PROBLEM ▸ No pictures, nothing altered: return the data below.

SOURCE DATA Block Start

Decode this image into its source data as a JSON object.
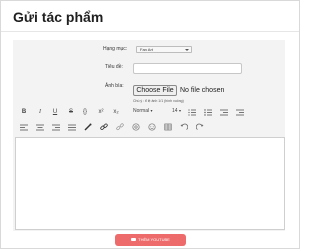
{
  "dialog": {
    "title": "Gửi tác phẩm"
  },
  "form": {
    "category": {
      "label": "Hạng mục:",
      "value": "Fan Art"
    },
    "title_field": {
      "label": "Tiêu đề:",
      "value": ""
    },
    "cover": {
      "label": "Ảnh bìa:",
      "button_label": "Choose File",
      "file_status": "No file chosen",
      "hint": "Chú ý : tỉ lệ ảnh 1/1 (hình vuông)"
    }
  },
  "toolbar": {
    "bold": "B",
    "italic": "I",
    "underline": "U",
    "strike": "S",
    "code": "{}",
    "superscript": "x²",
    "subscript": "x₂",
    "format": "Normal",
    "font_size": "14"
  },
  "editor": {
    "content": ""
  },
  "footer": {
    "youtube_button": "THÊM YOUTUBE"
  }
}
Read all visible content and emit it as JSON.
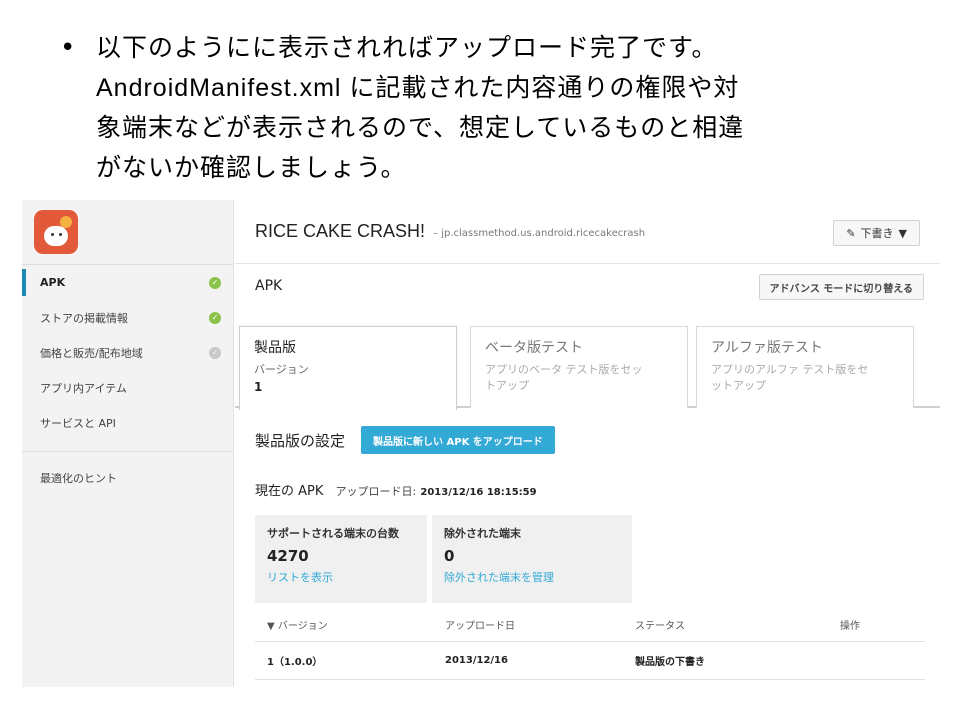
{
  "slide": {
    "bullet": "•",
    "lines": [
      "以下のようにに表示されればアップロード完了です。",
      "AndroidManifest.xml に記載された内容通りの権限や対",
      "象端末などが表示されるので、想定しているものと相違",
      "がないか確認しましょう。"
    ]
  },
  "sidebar": {
    "items": [
      {
        "label": "APK",
        "status": "ok"
      },
      {
        "label": "ストアの掲載情報",
        "status": "ok"
      },
      {
        "label": "価格と販売/配布地域",
        "status": "pending"
      },
      {
        "label": "アプリ内アイテム",
        "status": ""
      },
      {
        "label": "サービスと API",
        "status": ""
      }
    ],
    "hint": "最適化のヒント"
  },
  "header": {
    "app_title": "RICE CAKE CRASH!",
    "package": "– jp.classmethod.us.android.ricecakecrash",
    "draft_label": "下書き",
    "draft_caret": "▼",
    "pencil": "✎"
  },
  "apk": {
    "title": "APK",
    "advanced_button": "アドバンス モードに切り替える"
  },
  "tabs": [
    {
      "title": "製品版",
      "sub": "バージョン",
      "value": "1"
    },
    {
      "title": "ベータ版テスト",
      "sub": "アプリのベータ テスト版をセットアップ"
    },
    {
      "title": "アルファ版テスト",
      "sub": "アプリのアルファ テスト版をセットアップ"
    }
  ],
  "settings": {
    "title": "製品版の設定",
    "upload_button": "製品版に新しい APK をアップロード"
  },
  "current": {
    "label": "現在の APK",
    "date_label": "アップロード日:",
    "date": "2013/12/16 18:15:59"
  },
  "stats": [
    {
      "label": "サポートされる端末の台数",
      "value": "4270",
      "link": "リストを表示"
    },
    {
      "label": "除外された端末",
      "value": "0",
      "link": "除外された端末を管理"
    }
  ],
  "table": {
    "headers": [
      "▼ バージョン",
      "アップロード日",
      "ステータス",
      "操作"
    ],
    "rows": [
      [
        "1（1.0.0）",
        "2013/12/16",
        "製品版の下書き",
        ""
      ]
    ]
  }
}
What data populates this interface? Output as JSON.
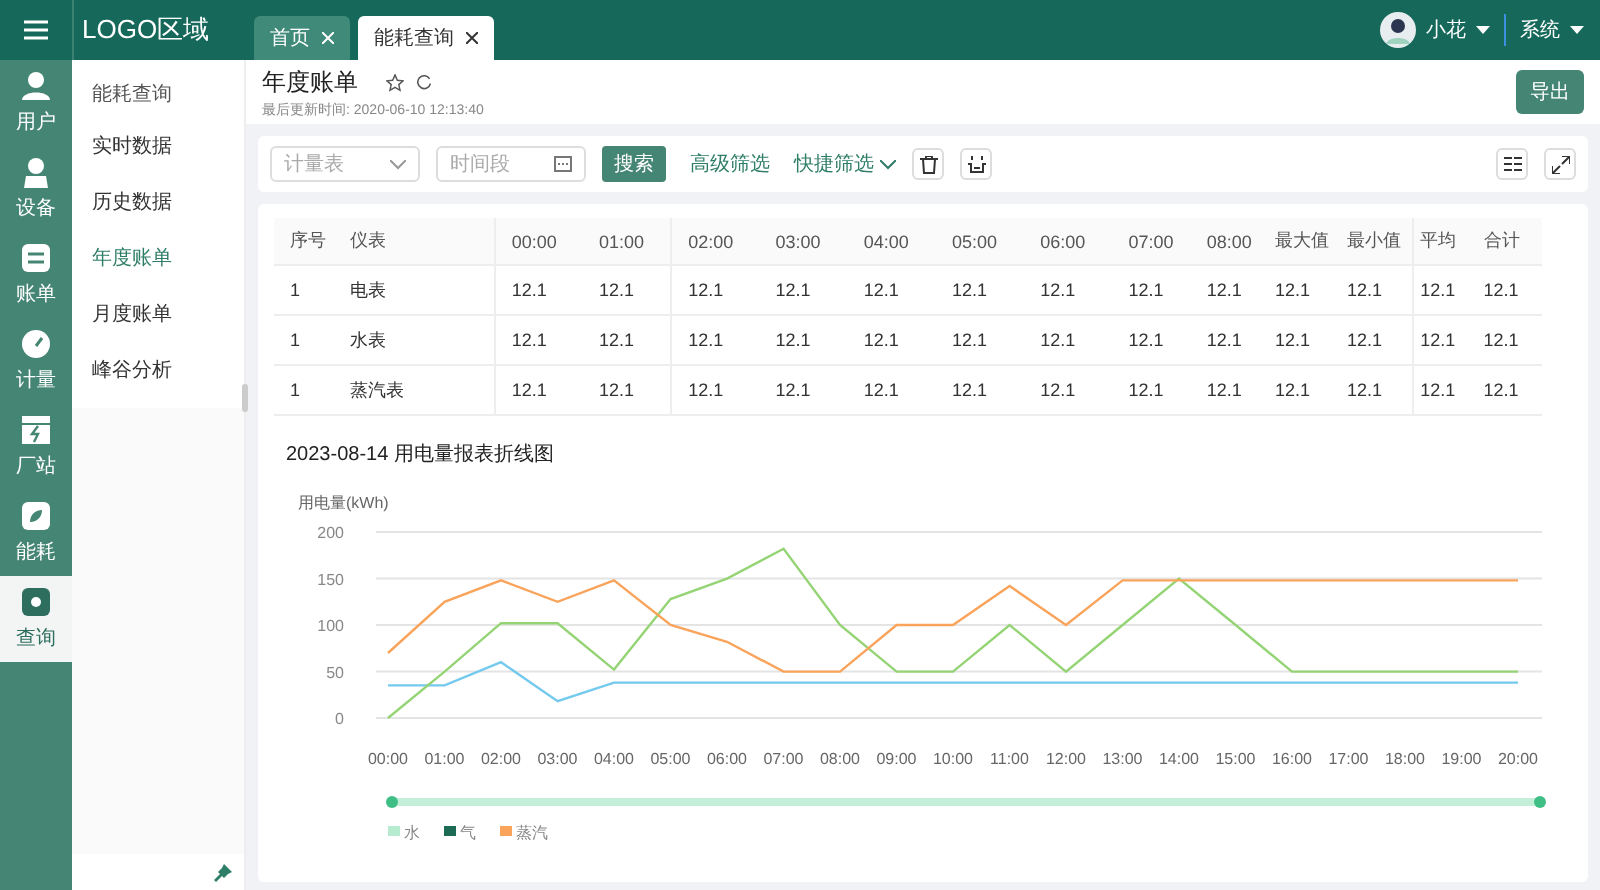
{
  "topbar": {
    "logo": "LOGO区域",
    "user_name": "小花",
    "system_menu": "系统"
  },
  "tabs": [
    {
      "label": "首页",
      "selected": false
    },
    {
      "label": "能耗查询",
      "selected": true
    }
  ],
  "rail": [
    {
      "label": "用户",
      "selected": false
    },
    {
      "label": "设备",
      "selected": false
    },
    {
      "label": "账单",
      "selected": false
    },
    {
      "label": "计量",
      "selected": false
    },
    {
      "label": "厂站",
      "selected": false
    },
    {
      "label": "能耗",
      "selected": false
    },
    {
      "label": "查询",
      "selected": true
    }
  ],
  "submenu": {
    "heading": "能耗查询",
    "items": [
      {
        "label": "实时数据",
        "selected": false
      },
      {
        "label": "历史数据",
        "selected": false
      },
      {
        "label": "年度账单",
        "selected": true
      },
      {
        "label": "月度账单",
        "selected": false
      },
      {
        "label": "峰谷分析",
        "selected": false
      }
    ]
  },
  "page": {
    "title": "年度账单",
    "updated": "最后更新时间: 2020-06-10 12:13:40",
    "export": "导出"
  },
  "toolbar": {
    "meter_placeholder": "计量表",
    "date_placeholder": "时间段",
    "search": "搜索",
    "advanced": "高级筛选",
    "quick": "快捷筛选"
  },
  "table": {
    "columns": [
      "序号",
      "仪表",
      "00:00",
      "01:00",
      "02:00",
      "03:00",
      "04:00",
      "05:00",
      "06:00",
      "07:00",
      "08:00",
      "最大值",
      "最小值",
      "平均",
      "合计"
    ],
    "rows": [
      [
        "1",
        "电表",
        "12.1",
        "12.1",
        "12.1",
        "12.1",
        "12.1",
        "12.1",
        "12.1",
        "12.1",
        "12.1",
        "12.1",
        "12.1",
        "12.1",
        "12.1"
      ],
      [
        "1",
        "水表",
        "12.1",
        "12.1",
        "12.1",
        "12.1",
        "12.1",
        "12.1",
        "12.1",
        "12.1",
        "12.1",
        "12.1",
        "12.1",
        "12.1",
        "12.1"
      ],
      [
        "1",
        "蒸汽表",
        "12.1",
        "12.1",
        "12.1",
        "12.1",
        "12.1",
        "12.1",
        "12.1",
        "12.1",
        "12.1",
        "12.1",
        "12.1",
        "12.1",
        "12.1"
      ]
    ]
  },
  "chart": {
    "chart_data": {
      "type": "line",
      "title": "2023-08-14 用电量报表折线图",
      "ylabel": "用电量(kWh)",
      "categories": [
        "00:00",
        "01:00",
        "02:00",
        "03:00",
        "04:00",
        "05:00",
        "06:00",
        "07:00",
        "08:00",
        "09:00",
        "10:00",
        "11:00",
        "12:00",
        "13:00",
        "14:00",
        "15:00",
        "16:00",
        "17:00",
        "18:00",
        "19:00",
        "20:00"
      ],
      "ylim": [
        0,
        200
      ],
      "yticks": [
        0,
        50,
        100,
        150,
        200
      ],
      "grid": true,
      "series": [
        {
          "color": "#73c9ee",
          "values": [
            35,
            35,
            60,
            18,
            38,
            38,
            38,
            38,
            38,
            38,
            38,
            38,
            38,
            38,
            38,
            38,
            38,
            38,
            38,
            38,
            38
          ]
        },
        {
          "color": "#95d475",
          "values": [
            0,
            50,
            102,
            102,
            52,
            128,
            150,
            182,
            100,
            50,
            50,
            100,
            50,
            100,
            150,
            100,
            50,
            50,
            50,
            50,
            50
          ]
        },
        {
          "color": "#f9a35b",
          "values": [
            70,
            125,
            148,
            125,
            148,
            100,
            82,
            50,
            50,
            100,
            100,
            142,
            100,
            148,
            148,
            148,
            148,
            148,
            148,
            148,
            148
          ]
        }
      ]
    },
    "legend": [
      {
        "label": "水",
        "color": "#b7ebd0"
      },
      {
        "label": "气",
        "color": "#1e6b55"
      },
      {
        "label": "蒸汽",
        "color": "#f9a35b"
      }
    ]
  }
}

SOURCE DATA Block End

ANSWER FOR THE TASK ▸
Decode this image into its source data as a JSON object.
{
  "dialog": {
    "title": "Gửi tác phẩm"
  },
  "form": {
    "category": {
      "label": "Hạng mục:",
      "value": "Fan Art"
    },
    "title_field": {
      "label": "Tiêu đề:",
      "value": ""
    },
    "cover": {
      "label": "Ảnh bìa:",
      "button_label": "Choose File",
      "file_status": "No file chosen",
      "hint": "Chú ý : tỉ lệ ảnh 1/1 (hình vuông)"
    }
  },
  "toolbar": {
    "bold": "B",
    "italic": "I",
    "underline": "U",
    "strike": "S",
    "code": "{}",
    "superscript": "x²",
    "subscript": "x₂",
    "format": "Normal",
    "font_size": "14"
  },
  "editor": {
    "content": ""
  },
  "footer": {
    "youtube_button": "THÊM YOUTUBE"
  }
}
Read all visible content and emit it as JSON.
{
  "slide": {
    "bullet": "•",
    "lines": [
      "以下のようにに表示されればアップロード完了です。",
      "AndroidManifest.xml に記載された内容通りの権限や対",
      "象端末などが表示されるので、想定しているものと相違",
      "がないか確認しましょう。"
    ]
  },
  "sidebar": {
    "items": [
      {
        "label": "APK",
        "status": "ok"
      },
      {
        "label": "ストアの掲載情報",
        "status": "ok"
      },
      {
        "label": "価格と販売/配布地域",
        "status": "pending"
      },
      {
        "label": "アプリ内アイテム",
        "status": ""
      },
      {
        "label": "サービスと API",
        "status": ""
      }
    ],
    "hint": "最適化のヒント"
  },
  "header": {
    "app_title": "RICE CAKE CRASH!",
    "package": "– jp.classmethod.us.android.ricecakecrash",
    "draft_label": "下書き",
    "draft_caret": "▼",
    "pencil": "✎"
  },
  "apk": {
    "title": "APK",
    "advanced_button": "アドバンス モードに切り替える"
  },
  "tabs": [
    {
      "title": "製品版",
      "sub": "バージョン",
      "value": "1"
    },
    {
      "title": "ベータ版テスト",
      "sub": "アプリのベータ テスト版をセットアップ"
    },
    {
      "title": "アルファ版テスト",
      "sub": "アプリのアルファ テスト版をセットアップ"
    }
  ],
  "settings": {
    "title": "製品版の設定",
    "upload_button": "製品版に新しい APK をアップロード"
  },
  "current": {
    "label": "現在の APK",
    "date_label": "アップロード日:",
    "date": "2013/12/16 18:15:59"
  },
  "stats": [
    {
      "label": "サポートされる端末の台数",
      "value": "4270",
      "link": "リストを表示"
    },
    {
      "label": "除外された端末",
      "value": "0",
      "link": "除外された端末を管理"
    }
  ],
  "table": {
    "headers": [
      "▼ バージョン",
      "アップロード日",
      "ステータス",
      "操作"
    ],
    "rows": [
      [
        "1（1.0.0）",
        "2013/12/16",
        "製品版の下書き",
        ""
      ]
    ]
  }
}
What data populates this interface? Output as JSON.
{
  "topbar": {
    "logo": "LOGO区域",
    "user_name": "小花",
    "system_menu": "系统"
  },
  "tabs": [
    {
      "label": "首页",
      "selected": false
    },
    {
      "label": "能耗查询",
      "selected": true
    }
  ],
  "rail": [
    {
      "label": "用户",
      "selected": false
    },
    {
      "label": "设备",
      "selected": false
    },
    {
      "label": "账单",
      "selected": false
    },
    {
      "label": "计量",
      "selected": false
    },
    {
      "label": "厂站",
      "selected": false
    },
    {
      "label": "能耗",
      "selected": false
    },
    {
      "label": "查询",
      "selected": true
    }
  ],
  "submenu": {
    "heading": "能耗查询",
    "items": [
      {
        "label": "实时数据",
        "selected": false
      },
      {
        "label": "历史数据",
        "selected": false
      },
      {
        "label": "年度账单",
        "selected": true
      },
      {
        "label": "月度账单",
        "selected": false
      },
      {
        "label": "峰谷分析",
        "selected": false
      }
    ]
  },
  "page": {
    "title": "年度账单",
    "updated": "最后更新时间: 2020-06-10 12:13:40",
    "export": "导出"
  },
  "toolbar": {
    "meter_placeholder": "计量表",
    "date_placeholder": "时间段",
    "search": "搜索",
    "advanced": "高级筛选",
    "quick": "快捷筛选"
  },
  "table": {
    "columns": [
      "序号",
      "仪表",
      "00:00",
      "01:00",
      "02:00",
      "03:00",
      "04:00",
      "05:00",
      "06:00",
      "07:00",
      "08:00",
      "最大值",
      "最小值",
      "平均",
      "合计"
    ],
    "rows": [
      [
        "1",
        "电表",
        "12.1",
        "12.1",
        "12.1",
        "12.1",
        "12.1",
        "12.1",
        "12.1",
        "12.1",
        "12.1",
        "12.1",
        "12.1",
        "12.1",
        "12.1"
      ],
      [
        "1",
        "水表",
        "12.1",
        "12.1",
        "12.1",
        "12.1",
        "12.1",
        "12.1",
        "12.1",
        "12.1",
        "12.1",
        "12.1",
        "12.1",
        "12.1",
        "12.1"
      ],
      [
        "1",
        "蒸汽表",
        "12.1",
        "12.1",
        "12.1",
        "12.1",
        "12.1",
        "12.1",
        "12.1",
        "12.1",
        "12.1",
        "12.1",
        "12.1",
        "12.1",
        "12.1"
      ]
    ]
  },
  "chart": {
    "chart_data": {
      "type": "line",
      "title": "2023-08-14 用电量报表折线图",
      "ylabel": "用电量(kWh)",
      "categories": [
        "00:00",
        "01:00",
        "02:00",
        "03:00",
        "04:00",
        "05:00",
        "06:00",
        "07:00",
        "08:00",
        "09:00",
        "10:00",
        "11:00",
        "12:00",
        "13:00",
        "14:00",
        "15:00",
        "16:00",
        "17:00",
        "18:00",
        "19:00",
        "20:00"
      ],
      "ylim": [
        0,
        200
      ],
      "yticks": [
        0,
        50,
        100,
        150,
        200
      ],
      "grid": true,
      "series": [
        {
          "color": "#73c9ee",
          "values": [
            35,
            35,
            60,
            18,
            38,
            38,
            38,
            38,
            38,
            38,
            38,
            38,
            38,
            38,
            38,
            38,
            38,
            38,
            38,
            38,
            38
          ]
        },
        {
          "color": "#95d475",
          "values": [
            0,
            50,
            102,
            102,
            52,
            128,
            150,
            182,
            100,
            50,
            50,
            100,
            50,
            100,
            150,
            100,
            50,
            50,
            50,
            50,
            50
          ]
        },
        {
          "color": "#f9a35b",
          "values": [
            70,
            125,
            148,
            125,
            148,
            100,
            82,
            50,
            50,
            100,
            100,
            142,
            100,
            148,
            148,
            148,
            148,
            148,
            148,
            148,
            148
          ]
        }
      ]
    },
    "legend": [
      {
        "label": "水",
        "color": "#b7ebd0"
      },
      {
        "label": "气",
        "color": "#1e6b55"
      },
      {
        "label": "蒸汽",
        "color": "#f9a35b"
      }
    ]
  }
}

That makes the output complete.